## [Aim of the exercise]
Restate, word for word, each record that follows.
<<<<
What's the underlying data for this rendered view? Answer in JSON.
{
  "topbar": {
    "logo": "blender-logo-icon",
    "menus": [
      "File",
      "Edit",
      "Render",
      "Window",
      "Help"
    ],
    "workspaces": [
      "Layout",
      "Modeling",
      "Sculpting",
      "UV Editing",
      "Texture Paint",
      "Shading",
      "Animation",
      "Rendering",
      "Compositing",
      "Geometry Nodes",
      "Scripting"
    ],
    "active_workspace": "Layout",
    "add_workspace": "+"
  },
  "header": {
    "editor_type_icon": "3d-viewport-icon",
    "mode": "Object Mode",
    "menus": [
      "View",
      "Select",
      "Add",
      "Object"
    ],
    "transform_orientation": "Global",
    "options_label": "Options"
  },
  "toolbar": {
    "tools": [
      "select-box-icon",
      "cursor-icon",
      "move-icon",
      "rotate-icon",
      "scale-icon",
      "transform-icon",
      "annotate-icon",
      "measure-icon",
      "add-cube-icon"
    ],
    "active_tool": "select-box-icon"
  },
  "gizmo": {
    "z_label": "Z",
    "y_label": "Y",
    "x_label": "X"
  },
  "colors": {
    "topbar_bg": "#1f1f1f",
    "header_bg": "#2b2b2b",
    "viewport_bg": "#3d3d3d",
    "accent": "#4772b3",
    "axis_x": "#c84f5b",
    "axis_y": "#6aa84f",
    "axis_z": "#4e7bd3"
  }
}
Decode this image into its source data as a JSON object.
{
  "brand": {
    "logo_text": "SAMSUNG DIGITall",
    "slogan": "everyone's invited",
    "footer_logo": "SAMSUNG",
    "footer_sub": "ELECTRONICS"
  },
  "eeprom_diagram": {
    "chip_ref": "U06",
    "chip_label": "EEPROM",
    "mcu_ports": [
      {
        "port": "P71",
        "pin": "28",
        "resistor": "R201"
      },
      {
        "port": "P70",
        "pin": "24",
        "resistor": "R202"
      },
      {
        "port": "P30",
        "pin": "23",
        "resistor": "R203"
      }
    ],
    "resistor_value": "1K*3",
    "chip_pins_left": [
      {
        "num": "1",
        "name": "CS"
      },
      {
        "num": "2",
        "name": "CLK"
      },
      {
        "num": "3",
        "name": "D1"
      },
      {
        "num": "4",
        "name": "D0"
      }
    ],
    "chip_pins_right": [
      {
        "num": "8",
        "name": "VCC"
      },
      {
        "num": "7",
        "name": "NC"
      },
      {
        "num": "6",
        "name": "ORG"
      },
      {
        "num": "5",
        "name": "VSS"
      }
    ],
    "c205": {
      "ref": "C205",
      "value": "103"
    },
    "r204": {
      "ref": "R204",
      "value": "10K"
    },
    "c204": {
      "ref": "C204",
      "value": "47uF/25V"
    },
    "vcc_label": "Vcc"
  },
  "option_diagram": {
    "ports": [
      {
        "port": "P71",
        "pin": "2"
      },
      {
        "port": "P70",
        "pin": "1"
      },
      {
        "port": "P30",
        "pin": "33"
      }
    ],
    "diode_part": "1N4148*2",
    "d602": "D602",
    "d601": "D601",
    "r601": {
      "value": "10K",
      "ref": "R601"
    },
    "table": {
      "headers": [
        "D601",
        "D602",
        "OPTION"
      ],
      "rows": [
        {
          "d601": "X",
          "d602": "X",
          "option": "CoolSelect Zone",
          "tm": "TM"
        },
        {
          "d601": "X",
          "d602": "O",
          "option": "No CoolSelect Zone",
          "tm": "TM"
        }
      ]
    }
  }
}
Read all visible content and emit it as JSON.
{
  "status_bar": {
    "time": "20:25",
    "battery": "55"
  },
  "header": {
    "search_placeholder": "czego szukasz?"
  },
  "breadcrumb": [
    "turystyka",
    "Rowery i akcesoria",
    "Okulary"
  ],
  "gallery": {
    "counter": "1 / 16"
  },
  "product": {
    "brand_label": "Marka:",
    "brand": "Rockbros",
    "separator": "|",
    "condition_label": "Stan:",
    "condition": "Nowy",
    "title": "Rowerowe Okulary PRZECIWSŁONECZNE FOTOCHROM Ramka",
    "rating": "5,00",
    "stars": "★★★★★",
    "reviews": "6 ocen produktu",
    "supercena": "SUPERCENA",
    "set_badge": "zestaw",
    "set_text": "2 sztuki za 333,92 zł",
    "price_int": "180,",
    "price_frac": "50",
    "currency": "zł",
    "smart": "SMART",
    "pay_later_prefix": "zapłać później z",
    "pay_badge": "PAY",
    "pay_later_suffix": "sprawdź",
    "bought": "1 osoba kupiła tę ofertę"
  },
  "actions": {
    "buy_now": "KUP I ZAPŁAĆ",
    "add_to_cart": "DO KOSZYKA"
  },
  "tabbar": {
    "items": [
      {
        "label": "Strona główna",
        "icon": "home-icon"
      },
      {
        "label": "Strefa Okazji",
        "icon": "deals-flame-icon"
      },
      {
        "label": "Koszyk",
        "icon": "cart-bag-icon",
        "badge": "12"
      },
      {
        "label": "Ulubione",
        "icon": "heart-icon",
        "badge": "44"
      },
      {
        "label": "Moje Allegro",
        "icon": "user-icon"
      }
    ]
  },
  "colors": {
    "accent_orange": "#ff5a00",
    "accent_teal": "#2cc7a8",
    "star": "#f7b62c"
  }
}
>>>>
## [Final answer]
What's the underlying data for this rendered view? Answer in JSON.
{
  "topbar": {
    "logo": "blender-logo-icon",
    "menus": [
      "File",
      "Edit",
      "Render",
      "Window",
      "Help"
    ],
    "workspaces": [
      "Layout",
      "Modeling",
      "Sculpting",
      "UV Editing",
      "Texture Paint",
      "Shading",
      "Animation",
      "Rendering",
      "Compositing",
      "Geometry Nodes",
      "Scripting"
    ],
    "active_workspace": "Layout",
    "add_workspace": "+"
  },
  "header": {
    "editor_type_icon": "3d-viewport-icon",
    "mode": "Object Mode",
    "menus": [
      "View",
      "Select",
      "Add",
      "Object"
    ],
    "transform_orientation": "Global",
    "options_label": "Options"
  },
  "toolbar": {
    "tools": [
      "select-box-icon",
      "cursor-icon",
      "move-icon",
      "rotate-icon",
      "scale-icon",
      "transform-icon",
      "annotate-icon",
      "measure-icon",
      "add-cube-icon"
    ],
    "active_tool": "select-box-icon"
  },
  "gizmo": {
    "z_label": "Z",
    "y_label": "Y",
    "x_label": "X"
  },
  "colors": {
    "topbar_bg": "#1f1f1f",
    "header_bg": "#2b2b2b",
    "viewport_bg": "#3d3d3d",
    "accent": "#4772b3",
    "axis_x": "#c84f5b",
    "axis_y": "#6aa84f",
    "axis_z": "#4e7bd3"
  }
}
Decode this image into its source data as a JSON object.
{
  "brand": {
    "logo_text": "SAMSUNG DIGITall",
    "slogan": "everyone's invited",
    "footer_logo": "SAMSUNG",
    "footer_sub": "ELECTRONICS"
  },
  "eeprom_diagram": {
    "chip_ref": "U06",
    "chip_label": "EEPROM",
    "mcu_ports": [
      {
        "port": "P71",
        "pin": "28",
        "resistor": "R201"
      },
      {
        "port": "P70",
        "pin": "24",
        "resistor": "R202"
      },
      {
        "port": "P30",
        "pin": "23",
        "resistor": "R203"
      }
    ],
    "resistor_value": "1K*3",
    "chip_pins_left": [
      {
        "num": "1",
        "name": "CS"
      },
      {
        "num": "2",
        "name": "CLK"
      },
      {
        "num": "3",
        "name": "D1"
      },
      {
        "num": "4",
        "name": "D0"
      }
    ],
    "chip_pins_right": [
      {
        "num": "8",
        "name": "VCC"
      },
      {
        "num": "7",
        "name": "NC"
      },
      {
        "num": "6",
        "name": "ORG"
      },
      {
        "num": "5",
        "name": "VSS"
      }
    ],
    "c205": {
      "ref": "C205",
      "value": "103"
    },
    "r204": {
      "ref": "R204",
      "value": "10K"
    },
    "c204": {
      "ref": "C204",
      "value": "47uF/25V"
    },
    "vcc_label": "Vcc"
  },
  "option_diagram": {
    "ports": [
      {
        "port": "P71",
        "pin": "2"
      },
      {
        "port": "P70",
        "pin": "1"
      },
      {
        "port": "P30",
        "pin": "33"
      }
    ],
    "diode_part": "1N4148*2",
    "d602": "D602",
    "d601": "D601",
    "r601": {
      "value": "10K",
      "ref": "R601"
    },
    "table": {
      "headers": [
        "D601",
        "D602",
        "OPTION"
      ],
      "rows": [
        {
          "d601": "X",
          "d602": "X",
          "option": "CoolSelect Zone",
          "tm": "TM"
        },
        {
          "d601": "X",
          "d602": "O",
          "option": "No CoolSelect Zone",
          "tm": "TM"
        }
      ]
    }
  }
}
Read all visible content and emit it as JSON.
{
  "status_bar": {
    "time": "20:25",
    "battery": "55"
  },
  "header": {
    "search_placeholder": "czego szukasz?"
  },
  "breadcrumb": [
    "turystyka",
    "Rowery i akcesoria",
    "Okulary"
  ],
  "gallery": {
    "counter": "1 / 16"
  },
  "product": {
    "brand_label": "Marka:",
    "brand": "Rockbros",
    "separator": "|",
    "condition_label": "Stan:",
    "condition": "Nowy",
    "title": "Rowerowe Okulary PRZECIWSŁONECZNE FOTOCHROM Ramka",
    "rating": "5,00",
    "stars": "★★★★★",
    "reviews": "6 ocen produktu",
    "supercena": "SUPERCENA",
    "set_badge": "zestaw",
    "set_text": "2 sztuki za 333,92 zł",
    "price_int": "180,",
    "price_frac": "50",
    "currency": "zł",
    "smart": "SMART",
    "pay_later_prefix": "zapłać później z",
    "pay_badge": "PAY",
    "pay_later_suffix": "sprawdź",
    "bought": "1 osoba kupiła tę ofertę"
  },
  "actions": {
    "buy_now": "KUP I ZAPŁAĆ",
    "add_to_cart": "DO KOSZYKA"
  },
  "tabbar": {
    "items": [
      {
        "label": "Strona główna",
        "icon": "home-icon"
      },
      {
        "label": "Strefa Okazji",
        "icon": "deals-flame-icon"
      },
      {
        "label": "Koszyk",
        "icon": "cart-bag-icon",
        "badge": "12"
      },
      {
        "label": "Ulubione",
        "icon": "heart-icon",
        "badge": "44"
      },
      {
        "label": "Moje Allegro",
        "icon": "user-icon"
      }
    ]
  },
  "colors": {
    "accent_orange": "#ff5a00",
    "accent_teal": "#2cc7a8",
    "star": "#f7b62c"
  }
}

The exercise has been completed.